» Exercise requirements
Skip every picture and copy only the lines from the one containing "Extract the structured" to the final line of the records below.

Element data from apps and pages
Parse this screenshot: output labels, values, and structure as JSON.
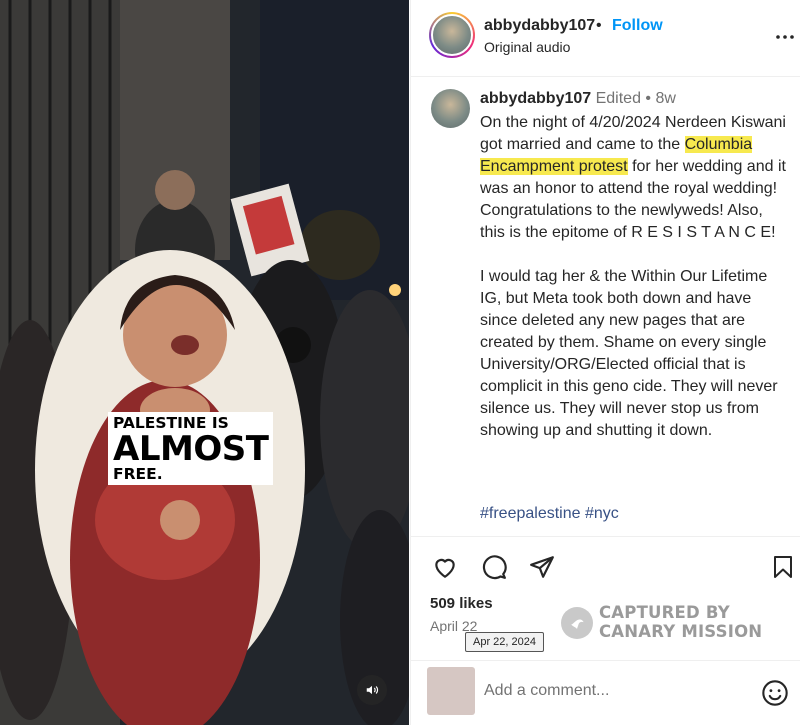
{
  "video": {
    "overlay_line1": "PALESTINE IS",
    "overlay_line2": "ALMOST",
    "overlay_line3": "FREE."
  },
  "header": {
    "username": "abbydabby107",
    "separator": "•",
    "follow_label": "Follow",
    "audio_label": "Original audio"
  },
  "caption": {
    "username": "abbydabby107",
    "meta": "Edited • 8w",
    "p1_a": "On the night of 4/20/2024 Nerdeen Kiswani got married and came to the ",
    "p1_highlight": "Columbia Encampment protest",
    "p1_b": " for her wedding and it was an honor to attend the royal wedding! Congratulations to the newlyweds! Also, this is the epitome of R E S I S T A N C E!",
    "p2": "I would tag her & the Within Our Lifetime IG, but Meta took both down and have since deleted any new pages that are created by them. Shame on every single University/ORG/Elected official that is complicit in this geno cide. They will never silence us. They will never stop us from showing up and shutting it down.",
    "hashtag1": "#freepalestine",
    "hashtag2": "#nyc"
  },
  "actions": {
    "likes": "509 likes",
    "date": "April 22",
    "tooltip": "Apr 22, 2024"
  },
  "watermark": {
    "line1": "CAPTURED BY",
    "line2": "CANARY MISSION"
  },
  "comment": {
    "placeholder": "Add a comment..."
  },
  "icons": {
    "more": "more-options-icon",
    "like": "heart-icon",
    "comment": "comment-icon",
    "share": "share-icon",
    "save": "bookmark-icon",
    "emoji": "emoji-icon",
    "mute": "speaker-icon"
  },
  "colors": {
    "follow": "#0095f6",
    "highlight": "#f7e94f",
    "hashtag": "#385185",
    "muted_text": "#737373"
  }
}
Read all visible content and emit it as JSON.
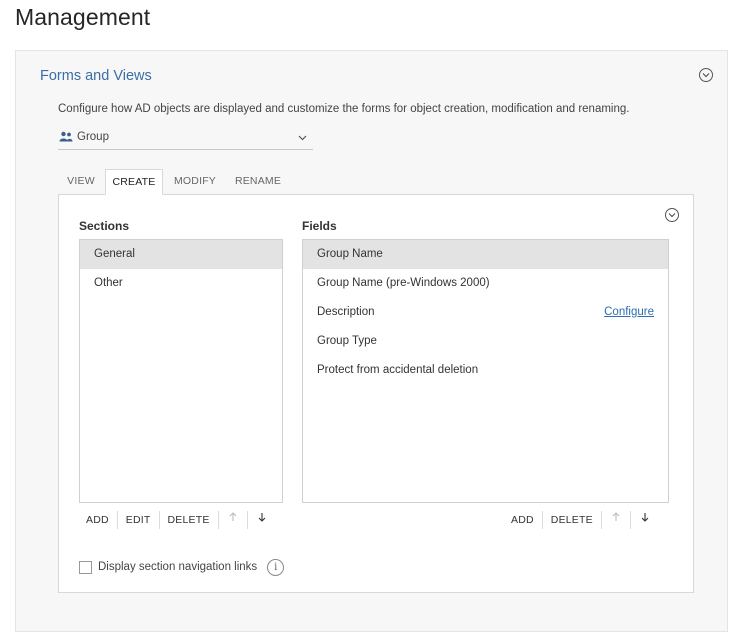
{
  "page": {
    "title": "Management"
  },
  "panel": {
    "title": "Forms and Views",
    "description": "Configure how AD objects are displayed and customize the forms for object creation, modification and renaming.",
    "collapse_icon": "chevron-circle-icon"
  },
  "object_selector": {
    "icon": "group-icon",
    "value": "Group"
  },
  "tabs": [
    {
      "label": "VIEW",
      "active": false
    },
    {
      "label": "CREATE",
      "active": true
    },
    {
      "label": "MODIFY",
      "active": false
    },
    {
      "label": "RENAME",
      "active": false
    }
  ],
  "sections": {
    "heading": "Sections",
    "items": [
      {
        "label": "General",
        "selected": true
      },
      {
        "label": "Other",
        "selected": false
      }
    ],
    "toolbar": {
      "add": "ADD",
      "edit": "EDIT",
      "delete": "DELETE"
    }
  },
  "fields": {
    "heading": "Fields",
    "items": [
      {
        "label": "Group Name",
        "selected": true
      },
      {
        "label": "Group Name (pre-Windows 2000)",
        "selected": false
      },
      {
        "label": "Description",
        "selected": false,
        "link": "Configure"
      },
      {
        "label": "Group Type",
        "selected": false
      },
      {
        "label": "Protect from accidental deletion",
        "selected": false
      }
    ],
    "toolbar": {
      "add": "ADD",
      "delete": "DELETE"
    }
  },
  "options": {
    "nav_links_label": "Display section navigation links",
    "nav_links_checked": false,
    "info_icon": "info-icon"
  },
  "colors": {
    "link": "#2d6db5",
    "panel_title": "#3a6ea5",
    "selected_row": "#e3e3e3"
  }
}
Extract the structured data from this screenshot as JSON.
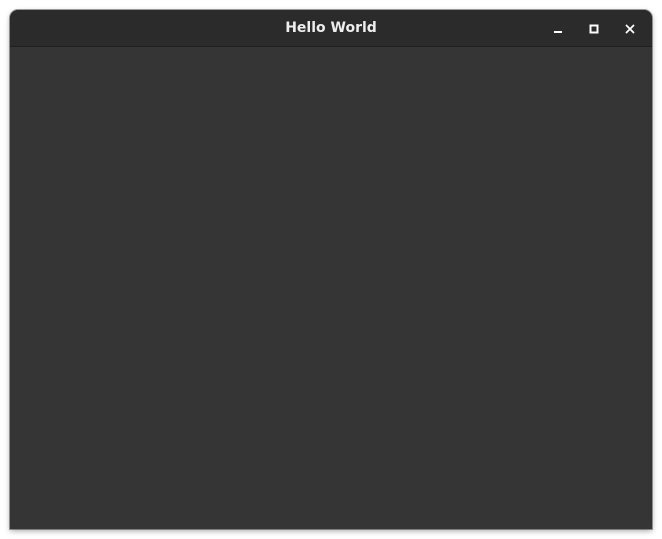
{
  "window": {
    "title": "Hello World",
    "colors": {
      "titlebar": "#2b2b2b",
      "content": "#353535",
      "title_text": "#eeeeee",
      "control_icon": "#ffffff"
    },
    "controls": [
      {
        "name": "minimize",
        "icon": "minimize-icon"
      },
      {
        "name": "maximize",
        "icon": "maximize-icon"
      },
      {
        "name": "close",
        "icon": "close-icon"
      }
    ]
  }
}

» Your response
Extract the structured data from this screenshot as JSON.
{
  "window": {
    "title": "Hello World",
    "colors": {
      "titlebar": "#2b2b2b",
      "content": "#353535",
      "title_text": "#eeeeee",
      "control_icon": "#ffffff"
    },
    "controls": [
      {
        "name": "minimize",
        "icon": "minimize-icon"
      },
      {
        "name": "maximize",
        "icon": "maximize-icon"
      },
      {
        "name": "close",
        "icon": "close-icon"
      }
    ]
  }
}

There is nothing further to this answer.